**What the exercise asks:**
Each of the entries should be retyped precisely as it appears.

**Recorded information:**
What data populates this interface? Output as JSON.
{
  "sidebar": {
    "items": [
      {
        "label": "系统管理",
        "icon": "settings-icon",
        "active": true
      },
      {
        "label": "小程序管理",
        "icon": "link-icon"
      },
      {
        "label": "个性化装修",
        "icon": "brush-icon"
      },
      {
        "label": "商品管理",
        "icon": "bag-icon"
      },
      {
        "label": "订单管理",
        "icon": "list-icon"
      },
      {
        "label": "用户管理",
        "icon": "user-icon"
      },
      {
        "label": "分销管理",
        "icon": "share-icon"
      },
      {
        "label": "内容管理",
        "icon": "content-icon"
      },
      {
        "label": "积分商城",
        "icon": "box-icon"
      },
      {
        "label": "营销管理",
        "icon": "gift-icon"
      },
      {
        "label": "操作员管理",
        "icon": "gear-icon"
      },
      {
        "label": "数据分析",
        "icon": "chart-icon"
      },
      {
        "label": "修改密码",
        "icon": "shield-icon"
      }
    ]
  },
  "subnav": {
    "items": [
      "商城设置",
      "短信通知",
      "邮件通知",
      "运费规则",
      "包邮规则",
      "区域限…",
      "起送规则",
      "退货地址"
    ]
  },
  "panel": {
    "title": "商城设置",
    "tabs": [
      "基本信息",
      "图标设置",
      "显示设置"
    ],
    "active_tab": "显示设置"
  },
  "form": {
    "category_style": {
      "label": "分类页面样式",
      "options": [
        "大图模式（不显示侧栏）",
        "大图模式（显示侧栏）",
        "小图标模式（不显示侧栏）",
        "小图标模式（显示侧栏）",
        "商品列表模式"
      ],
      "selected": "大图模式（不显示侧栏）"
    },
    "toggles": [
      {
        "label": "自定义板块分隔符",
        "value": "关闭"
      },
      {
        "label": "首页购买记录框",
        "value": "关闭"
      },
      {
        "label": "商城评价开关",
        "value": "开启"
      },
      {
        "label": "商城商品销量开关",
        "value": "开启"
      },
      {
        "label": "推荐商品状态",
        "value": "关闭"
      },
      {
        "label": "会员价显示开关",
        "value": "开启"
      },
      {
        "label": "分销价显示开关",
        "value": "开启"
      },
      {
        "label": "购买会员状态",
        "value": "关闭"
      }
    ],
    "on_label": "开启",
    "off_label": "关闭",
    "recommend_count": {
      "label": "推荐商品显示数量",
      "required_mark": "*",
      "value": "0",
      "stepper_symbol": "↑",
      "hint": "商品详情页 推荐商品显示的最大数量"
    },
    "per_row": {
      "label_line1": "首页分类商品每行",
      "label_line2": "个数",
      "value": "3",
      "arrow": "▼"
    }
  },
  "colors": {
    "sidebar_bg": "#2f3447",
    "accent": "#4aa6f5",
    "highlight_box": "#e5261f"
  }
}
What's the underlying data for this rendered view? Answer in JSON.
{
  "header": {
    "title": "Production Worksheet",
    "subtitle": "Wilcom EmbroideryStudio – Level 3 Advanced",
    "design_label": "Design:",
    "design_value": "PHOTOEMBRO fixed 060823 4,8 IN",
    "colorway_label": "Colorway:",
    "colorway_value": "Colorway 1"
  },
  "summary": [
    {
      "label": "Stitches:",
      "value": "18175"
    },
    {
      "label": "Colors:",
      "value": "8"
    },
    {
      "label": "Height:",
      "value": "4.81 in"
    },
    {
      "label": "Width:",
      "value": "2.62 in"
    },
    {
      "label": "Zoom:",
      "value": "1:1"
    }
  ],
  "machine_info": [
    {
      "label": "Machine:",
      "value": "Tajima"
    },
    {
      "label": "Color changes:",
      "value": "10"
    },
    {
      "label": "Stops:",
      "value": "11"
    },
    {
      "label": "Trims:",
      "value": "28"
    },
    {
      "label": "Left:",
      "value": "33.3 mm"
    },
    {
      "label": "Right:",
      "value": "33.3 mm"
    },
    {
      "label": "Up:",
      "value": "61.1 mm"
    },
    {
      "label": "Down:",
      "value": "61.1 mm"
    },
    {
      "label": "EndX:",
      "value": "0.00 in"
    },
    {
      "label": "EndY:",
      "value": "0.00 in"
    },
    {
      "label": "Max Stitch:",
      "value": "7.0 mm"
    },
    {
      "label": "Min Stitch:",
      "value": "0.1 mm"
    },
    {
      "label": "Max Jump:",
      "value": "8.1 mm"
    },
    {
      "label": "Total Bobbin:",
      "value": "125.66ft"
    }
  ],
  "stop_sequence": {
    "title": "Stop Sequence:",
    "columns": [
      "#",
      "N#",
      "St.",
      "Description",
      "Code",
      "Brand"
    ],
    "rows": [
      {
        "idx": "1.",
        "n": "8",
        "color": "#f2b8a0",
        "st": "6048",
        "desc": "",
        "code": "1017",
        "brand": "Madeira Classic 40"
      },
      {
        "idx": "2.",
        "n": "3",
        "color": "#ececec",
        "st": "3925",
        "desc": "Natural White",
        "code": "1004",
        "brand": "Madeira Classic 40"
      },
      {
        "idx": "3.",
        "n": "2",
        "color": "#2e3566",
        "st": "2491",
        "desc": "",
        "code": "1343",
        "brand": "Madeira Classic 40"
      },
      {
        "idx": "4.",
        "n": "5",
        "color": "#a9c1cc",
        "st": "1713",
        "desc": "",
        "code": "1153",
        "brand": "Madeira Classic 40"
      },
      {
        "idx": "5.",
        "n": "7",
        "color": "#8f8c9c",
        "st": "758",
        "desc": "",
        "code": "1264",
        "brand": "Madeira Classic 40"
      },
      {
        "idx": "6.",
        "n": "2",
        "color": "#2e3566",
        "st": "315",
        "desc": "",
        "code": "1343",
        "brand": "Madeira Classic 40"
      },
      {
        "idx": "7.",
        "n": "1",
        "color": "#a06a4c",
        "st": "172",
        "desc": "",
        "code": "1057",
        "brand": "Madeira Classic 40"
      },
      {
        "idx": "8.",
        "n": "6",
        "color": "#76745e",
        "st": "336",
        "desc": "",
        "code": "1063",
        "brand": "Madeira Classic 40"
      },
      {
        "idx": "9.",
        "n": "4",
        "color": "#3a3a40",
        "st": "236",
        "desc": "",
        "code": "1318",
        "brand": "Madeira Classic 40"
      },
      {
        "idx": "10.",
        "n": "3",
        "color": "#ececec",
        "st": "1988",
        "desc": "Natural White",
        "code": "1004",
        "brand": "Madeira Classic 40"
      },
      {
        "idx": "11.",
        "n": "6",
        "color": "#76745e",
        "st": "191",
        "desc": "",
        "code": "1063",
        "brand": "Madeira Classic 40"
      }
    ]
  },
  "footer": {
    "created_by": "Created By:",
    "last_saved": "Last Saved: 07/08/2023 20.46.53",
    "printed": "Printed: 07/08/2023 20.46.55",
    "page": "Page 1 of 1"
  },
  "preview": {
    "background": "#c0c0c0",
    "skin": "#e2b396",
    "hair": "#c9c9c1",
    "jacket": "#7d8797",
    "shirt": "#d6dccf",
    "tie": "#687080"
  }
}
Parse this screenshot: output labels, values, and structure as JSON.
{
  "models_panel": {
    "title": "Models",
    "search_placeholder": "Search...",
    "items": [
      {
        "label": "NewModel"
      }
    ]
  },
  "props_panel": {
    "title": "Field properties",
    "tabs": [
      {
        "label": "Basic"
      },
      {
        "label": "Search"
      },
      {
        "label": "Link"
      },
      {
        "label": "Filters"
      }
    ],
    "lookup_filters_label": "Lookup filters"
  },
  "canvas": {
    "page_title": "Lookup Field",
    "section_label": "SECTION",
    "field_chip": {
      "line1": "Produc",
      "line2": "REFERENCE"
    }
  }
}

**Output of the task:**
What data populates this interface? Output as JSON.
{
  "sidebar": {
    "items": [
      {
        "label": "系统管理",
        "icon": "settings-icon",
        "active": true
      },
      {
        "label": "小程序管理",
        "icon": "link-icon"
      },
      {
        "label": "个性化装修",
        "icon": "brush-icon"
      },
      {
        "label": "商品管理",
        "icon": "bag-icon"
      },
      {
        "label": "订单管理",
        "icon": "list-icon"
      },
      {
        "label": "用户管理",
        "icon": "user-icon"
      },
      {
        "label": "分销管理",
        "icon": "share-icon"
      },
      {
        "label": "内容管理",
        "icon": "content-icon"
      },
      {
        "label": "积分商城",
        "icon": "box-icon"
      },
      {
        "label": "营销管理",
        "icon": "gift-icon"
      },
      {
        "label": "操作员管理",
        "icon": "gear-icon"
      },
      {
        "label": "数据分析",
        "icon": "chart-icon"
      },
      {
        "label": "修改密码",
        "icon": "shield-icon"
      }
    ]
  },
  "subnav": {
    "items": [
      "商城设置",
      "短信通知",
      "邮件通知",
      "运费规则",
      "包邮规则",
      "区域限…",
      "起送规则",
      "退货地址"
    ]
  },
  "panel": {
    "title": "商城设置",
    "tabs": [
      "基本信息",
      "图标设置",
      "显示设置"
    ],
    "active_tab": "显示设置"
  },
  "form": {
    "category_style": {
      "label": "分类页面样式",
      "options": [
        "大图模式（不显示侧栏）",
        "大图模式（显示侧栏）",
        "小图标模式（不显示侧栏）",
        "小图标模式（显示侧栏）",
        "商品列表模式"
      ],
      "selected": "大图模式（不显示侧栏）"
    },
    "toggles": [
      {
        "label": "自定义板块分隔符",
        "value": "关闭"
      },
      {
        "label": "首页购买记录框",
        "value": "关闭"
      },
      {
        "label": "商城评价开关",
        "value": "开启"
      },
      {
        "label": "商城商品销量开关",
        "value": "开启"
      },
      {
        "label": "推荐商品状态",
        "value": "关闭"
      },
      {
        "label": "会员价显示开关",
        "value": "开启"
      },
      {
        "label": "分销价显示开关",
        "value": "开启"
      },
      {
        "label": "购买会员状态",
        "value": "关闭"
      }
    ],
    "on_label": "开启",
    "off_label": "关闭",
    "recommend_count": {
      "label": "推荐商品显示数量",
      "required_mark": "*",
      "value": "0",
      "stepper_symbol": "↑",
      "hint": "商品详情页 推荐商品显示的最大数量"
    },
    "per_row": {
      "label_line1": "首页分类商品每行",
      "label_line2": "个数",
      "value": "3",
      "arrow": "▼"
    }
  },
  "colors": {
    "sidebar_bg": "#2f3447",
    "accent": "#4aa6f5",
    "highlight_box": "#e5261f"
  }
}
What's the underlying data for this rendered view? Answer in JSON.
{
  "header": {
    "title": "Production Worksheet",
    "subtitle": "Wilcom EmbroideryStudio – Level 3 Advanced",
    "design_label": "Design:",
    "design_value": "PHOTOEMBRO fixed 060823 4,8 IN",
    "colorway_label": "Colorway:",
    "colorway_value": "Colorway 1"
  },
  "summary": [
    {
      "label": "Stitches:",
      "value": "18175"
    },
    {
      "label": "Colors:",
      "value": "8"
    },
    {
      "label": "Height:",
      "value": "4.81 in"
    },
    {
      "label": "Width:",
      "value": "2.62 in"
    },
    {
      "label": "Zoom:",
      "value": "1:1"
    }
  ],
  "machine_info": [
    {
      "label": "Machine:",
      "value": "Tajima"
    },
    {
      "label": "Color changes:",
      "value": "10"
    },
    {
      "label": "Stops:",
      "value": "11"
    },
    {
      "label": "Trims:",
      "value": "28"
    },
    {
      "label": "Left:",
      "value": "33.3 mm"
    },
    {
      "label": "Right:",
      "value": "33.3 mm"
    },
    {
      "label": "Up:",
      "value": "61.1 mm"
    },
    {
      "label": "Down:",
      "value": "61.1 mm"
    },
    {
      "label": "EndX:",
      "value": "0.00 in"
    },
    {
      "label": "EndY:",
      "value": "0.00 in"
    },
    {
      "label": "Max Stitch:",
      "value": "7.0 mm"
    },
    {
      "label": "Min Stitch:",
      "value": "0.1 mm"
    },
    {
      "label": "Max Jump:",
      "value": "8.1 mm"
    },
    {
      "label": "Total Bobbin:",
      "value": "125.66ft"
    }
  ],
  "stop_sequence": {
    "title": "Stop Sequence:",
    "columns": [
      "#",
      "N#",
      "St.",
      "Description",
      "Code",
      "Brand"
    ],
    "rows": [
      {
        "idx": "1.",
        "n": "8",
        "color": "#f2b8a0",
        "st": "6048",
        "desc": "",
        "code": "1017",
        "brand": "Madeira Classic 40"
      },
      {
        "idx": "2.",
        "n": "3",
        "color": "#ececec",
        "st": "3925",
        "desc": "Natural White",
        "code": "1004",
        "brand": "Madeira Classic 40"
      },
      {
        "idx": "3.",
        "n": "2",
        "color": "#2e3566",
        "st": "2491",
        "desc": "",
        "code": "1343",
        "brand": "Madeira Classic 40"
      },
      {
        "idx": "4.",
        "n": "5",
        "color": "#a9c1cc",
        "st": "1713",
        "desc": "",
        "code": "1153",
        "brand": "Madeira Classic 40"
      },
      {
        "idx": "5.",
        "n": "7",
        "color": "#8f8c9c",
        "st": "758",
        "desc": "",
        "code": "1264",
        "brand": "Madeira Classic 40"
      },
      {
        "idx": "6.",
        "n": "2",
        "color": "#2e3566",
        "st": "315",
        "desc": "",
        "code": "1343",
        "brand": "Madeira Classic 40"
      },
      {
        "idx": "7.",
        "n": "1",
        "color": "#a06a4c",
        "st": "172",
        "desc": "",
        "code": "1057",
        "brand": "Madeira Classic 40"
      },
      {
        "idx": "8.",
        "n": "6",
        "color": "#76745e",
        "st": "336",
        "desc": "",
        "code": "1063",
        "brand": "Madeira Classic 40"
      },
      {
        "idx": "9.",
        "n": "4",
        "color": "#3a3a40",
        "st": "236",
        "desc": "",
        "code": "1318",
        "brand": "Madeira Classic 40"
      },
      {
        "idx": "10.",
        "n": "3",
        "color": "#ececec",
        "st": "1988",
        "desc": "Natural White",
        "code": "1004",
        "brand": "Madeira Classic 40"
      },
      {
        "idx": "11.",
        "n": "6",
        "color": "#76745e",
        "st": "191",
        "desc": "",
        "code": "1063",
        "brand": "Madeira Classic 40"
      }
    ]
  },
  "footer": {
    "created_by": "Created By:",
    "last_saved": "Last Saved: 07/08/2023 20.46.53",
    "printed": "Printed: 07/08/2023 20.46.55",
    "page": "Page 1 of 1"
  },
  "preview": {
    "background": "#c0c0c0",
    "skin": "#e2b396",
    "hair": "#c9c9c1",
    "jacket": "#7d8797",
    "shirt": "#d6dccf",
    "tie": "#687080"
  }
}
Parse this screenshot: output labels, values, and structure as JSON.
{
  "models_panel": {
    "title": "Models",
    "search_placeholder": "Search...",
    "items": [
      {
        "label": "NewModel"
      }
    ]
  },
  "props_panel": {
    "title": "Field properties",
    "tabs": [
      {
        "label": "Basic"
      },
      {
        "label": "Search"
      },
      {
        "label": "Link"
      },
      {
        "label": "Filters"
      }
    ],
    "lookup_filters_label": "Lookup filters"
  },
  "canvas": {
    "page_title": "Lookup Field",
    "section_label": "SECTION",
    "field_chip": {
      "line1": "Produc",
      "line2": "REFERENCE"
    }
  }
}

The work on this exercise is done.